BEGIN

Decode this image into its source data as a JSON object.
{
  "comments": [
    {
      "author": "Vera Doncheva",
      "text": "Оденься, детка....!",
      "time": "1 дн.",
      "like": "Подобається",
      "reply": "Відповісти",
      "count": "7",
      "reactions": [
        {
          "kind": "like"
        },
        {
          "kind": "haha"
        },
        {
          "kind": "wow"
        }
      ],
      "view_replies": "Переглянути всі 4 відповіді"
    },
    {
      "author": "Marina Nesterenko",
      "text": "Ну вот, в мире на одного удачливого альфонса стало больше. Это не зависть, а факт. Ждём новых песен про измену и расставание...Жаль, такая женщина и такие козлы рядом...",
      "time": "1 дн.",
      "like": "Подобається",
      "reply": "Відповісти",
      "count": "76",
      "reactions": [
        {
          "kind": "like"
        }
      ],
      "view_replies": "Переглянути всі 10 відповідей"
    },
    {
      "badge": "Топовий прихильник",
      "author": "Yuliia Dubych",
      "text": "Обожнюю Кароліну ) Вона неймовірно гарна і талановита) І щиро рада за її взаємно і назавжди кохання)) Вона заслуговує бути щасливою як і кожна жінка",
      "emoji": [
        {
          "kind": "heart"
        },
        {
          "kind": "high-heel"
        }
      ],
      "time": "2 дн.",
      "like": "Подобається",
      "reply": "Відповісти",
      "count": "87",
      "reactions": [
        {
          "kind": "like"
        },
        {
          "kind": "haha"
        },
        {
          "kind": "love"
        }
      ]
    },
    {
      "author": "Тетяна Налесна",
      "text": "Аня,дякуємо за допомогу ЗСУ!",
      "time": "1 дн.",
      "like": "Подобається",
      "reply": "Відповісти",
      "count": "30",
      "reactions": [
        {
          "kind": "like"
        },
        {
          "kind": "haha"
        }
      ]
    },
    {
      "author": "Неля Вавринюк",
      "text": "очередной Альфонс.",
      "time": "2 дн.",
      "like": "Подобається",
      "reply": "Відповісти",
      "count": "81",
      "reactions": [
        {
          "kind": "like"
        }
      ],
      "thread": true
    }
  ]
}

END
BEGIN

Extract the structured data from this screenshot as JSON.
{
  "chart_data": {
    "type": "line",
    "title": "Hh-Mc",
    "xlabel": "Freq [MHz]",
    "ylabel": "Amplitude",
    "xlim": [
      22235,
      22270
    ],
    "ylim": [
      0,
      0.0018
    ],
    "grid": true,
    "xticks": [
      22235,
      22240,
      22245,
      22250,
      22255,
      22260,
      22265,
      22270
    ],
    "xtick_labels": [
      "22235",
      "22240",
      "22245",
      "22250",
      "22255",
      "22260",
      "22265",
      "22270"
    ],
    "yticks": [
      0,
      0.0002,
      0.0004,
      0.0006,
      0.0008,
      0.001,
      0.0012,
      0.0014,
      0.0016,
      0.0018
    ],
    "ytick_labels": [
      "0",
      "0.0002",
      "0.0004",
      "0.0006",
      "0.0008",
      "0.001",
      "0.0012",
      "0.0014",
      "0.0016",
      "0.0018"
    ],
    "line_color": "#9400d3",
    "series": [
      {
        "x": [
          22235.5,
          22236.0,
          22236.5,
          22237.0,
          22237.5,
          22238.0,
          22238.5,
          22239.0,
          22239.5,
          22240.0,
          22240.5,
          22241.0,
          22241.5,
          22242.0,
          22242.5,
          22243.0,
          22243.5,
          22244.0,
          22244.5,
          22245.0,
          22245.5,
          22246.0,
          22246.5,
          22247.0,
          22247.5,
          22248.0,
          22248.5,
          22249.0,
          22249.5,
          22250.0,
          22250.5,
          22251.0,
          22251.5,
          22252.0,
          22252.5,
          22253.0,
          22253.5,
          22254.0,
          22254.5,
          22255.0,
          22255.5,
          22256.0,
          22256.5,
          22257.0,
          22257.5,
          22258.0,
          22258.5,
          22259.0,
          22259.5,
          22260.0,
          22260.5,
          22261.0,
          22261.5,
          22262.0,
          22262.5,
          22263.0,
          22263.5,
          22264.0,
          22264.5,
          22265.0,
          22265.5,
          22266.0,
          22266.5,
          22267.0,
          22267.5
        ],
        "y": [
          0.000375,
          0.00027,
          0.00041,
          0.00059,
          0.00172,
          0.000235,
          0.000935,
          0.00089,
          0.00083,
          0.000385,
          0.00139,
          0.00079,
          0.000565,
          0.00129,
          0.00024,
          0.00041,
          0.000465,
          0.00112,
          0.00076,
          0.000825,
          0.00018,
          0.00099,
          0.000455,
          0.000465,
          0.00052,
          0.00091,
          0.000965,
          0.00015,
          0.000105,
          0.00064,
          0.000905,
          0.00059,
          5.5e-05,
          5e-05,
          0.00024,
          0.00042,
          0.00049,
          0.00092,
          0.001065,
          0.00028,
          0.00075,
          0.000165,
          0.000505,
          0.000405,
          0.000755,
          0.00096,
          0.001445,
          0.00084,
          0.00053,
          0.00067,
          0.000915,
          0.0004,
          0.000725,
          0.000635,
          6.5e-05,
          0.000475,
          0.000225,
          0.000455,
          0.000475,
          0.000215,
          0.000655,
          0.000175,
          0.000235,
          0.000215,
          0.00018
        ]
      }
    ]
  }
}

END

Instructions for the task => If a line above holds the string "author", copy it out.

Answer space =>
      "author": "Vera Doncheva",
      "author": "Marina Nesterenko",
      "author": "Yuliia Dubych",
      "author": "Тетяна Налесна",
      "author": "Неля Вавринюк",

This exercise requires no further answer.